Culturespill » Depeche Mode

Here We Go Again: Meet Another Great Band from Brooklyn

30th April


If you wondered why Pitchfork’s Ryan Schreiber moved to Brooklyn last year–because, you know, all of us wait with bated breath to learn about the Exalted Imam of indie-rock’s next move–a band called “Elika” is one good reason why. Brooklyn’s ongoing underground rock renaissance, responsible for such wicked miracles as TV on the Radio and The Honorary Title, continues to deliver some of the greatest music you’ve never heard. For Elika, that anonymity ends with the release of their lush and ambient debut, Trying Got Us Nowhere (yeah, join the club, dude.)

With a sound that Ulrich Schnauss describes as “an incredibly exciting, radical fusion of shoegaze and electronica,” the band covers enough musical terrain to map the globe, naming influences anywhere from Brian Wilson to Pat Benatar, Nico to Echo & The Bunnymen’s Ian McCulloch.
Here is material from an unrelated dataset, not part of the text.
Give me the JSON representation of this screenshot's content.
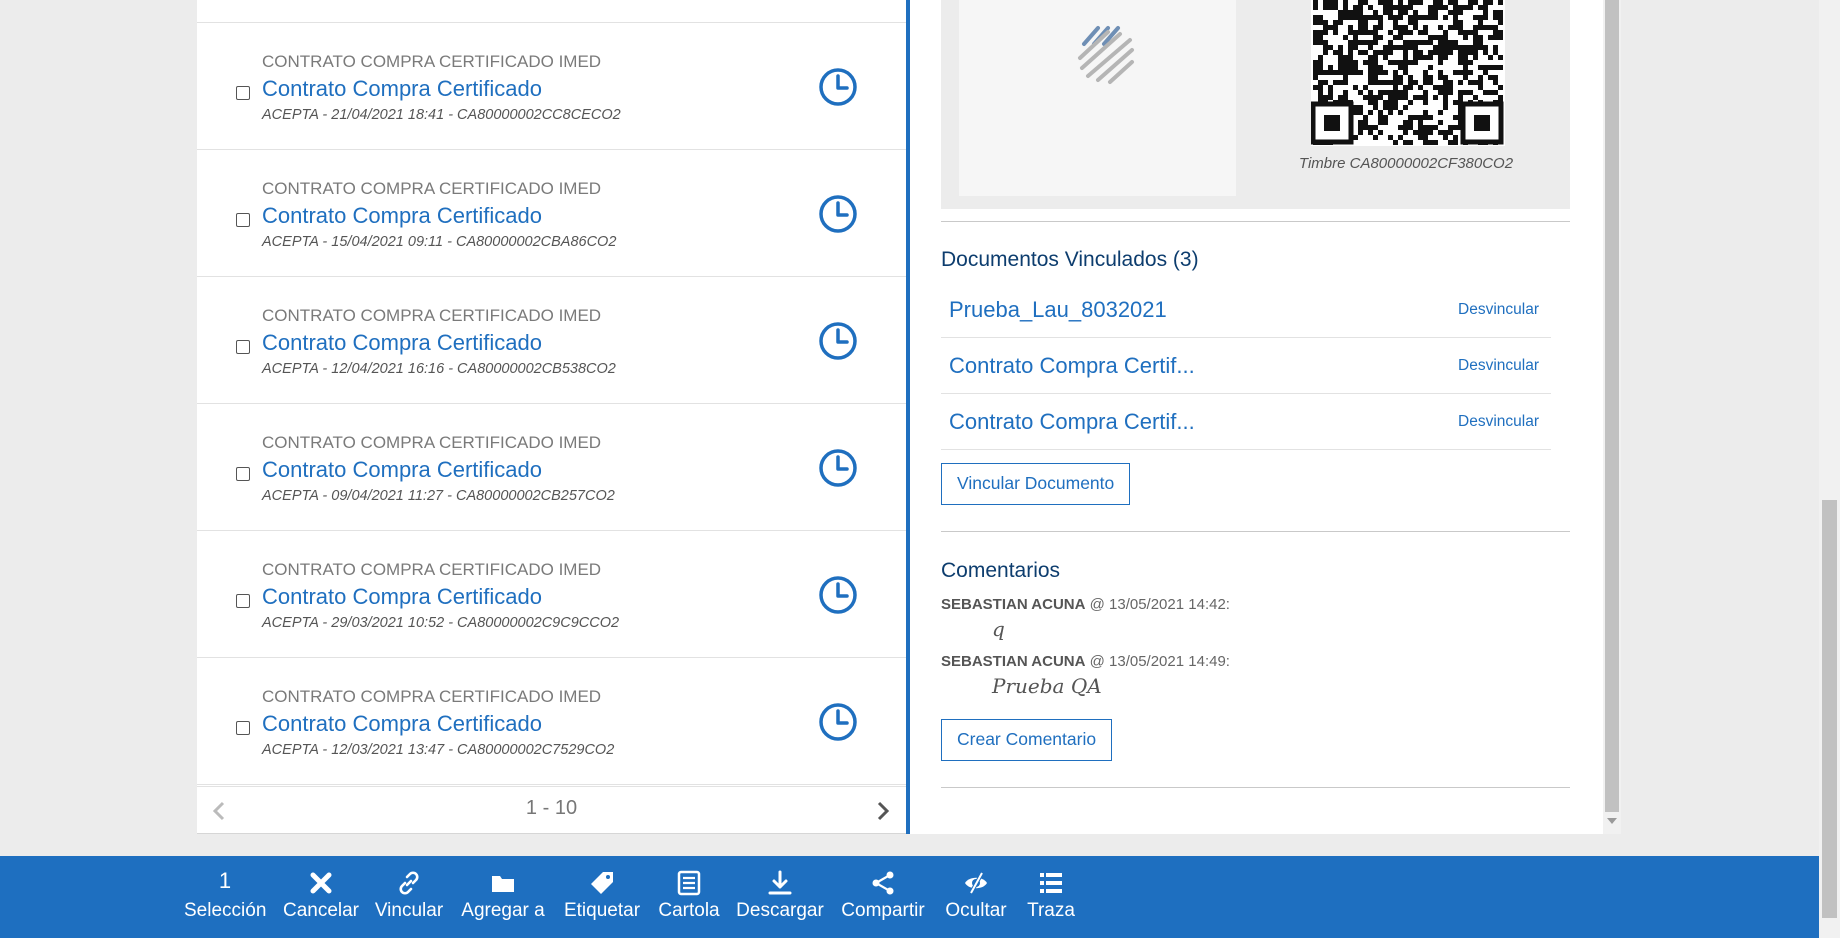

We might add Depeche Mode, Kate Bush and Love and Rockets while we’re at it. The duo that comprises Elika–with Brian Wenckebach on guitar and programming and Evangelia Maravelias’s vocals silvered in the restrained radiance of the song–join forces to produce a kind of modernized Tears for Fears album that leans into the sounds of the past to envision their possible future. But they’ve sent Roland Orzabald a well-earned retirement check in the mail and replaced him with Eva’s hypnotically airy vocals, and they’re not looking back.

This is no retro band; Elika’s vision is far more independent than derivative. And if the intentions behind a name like Fiercely Indie Records, Elika’s label, is that their brand of indie boasts big dripping wolf fangs and the claws of a cougar, they did well to prove the point by signing these two. While Benatar’s crystal wail does flourish somewhere in the distance of Eva’s vocal delivery, she tempers that gargantuan influence with a whispery restraint and grace that rivals Dolores O’Riordan. The ghost of Nico may haunt the aching and eerie “To the End,” but a lambent burst of synth and guitar ignite the song into something wholly Elika’s own. Brian Wenkebach, for his part, channels the atmospherics of guitar luminaries like Nick McCabe, Robert Quine or Paul Reynolds while leaving little doubt as to whose sound he serves–his.

Elika themselves describe their sound as “blissed-out ambience with head-nodding beats that range from Downtempo to Trance to IDM.” That’s about right, and it’s this bold union of influence and authenticity that promises to help Elika see the day when you don’t have to be from Brooklyn to know who they are. The peculiarly engaging power of their debut album, Trying Got Us Nowhere, guarantees that it won’t be long now.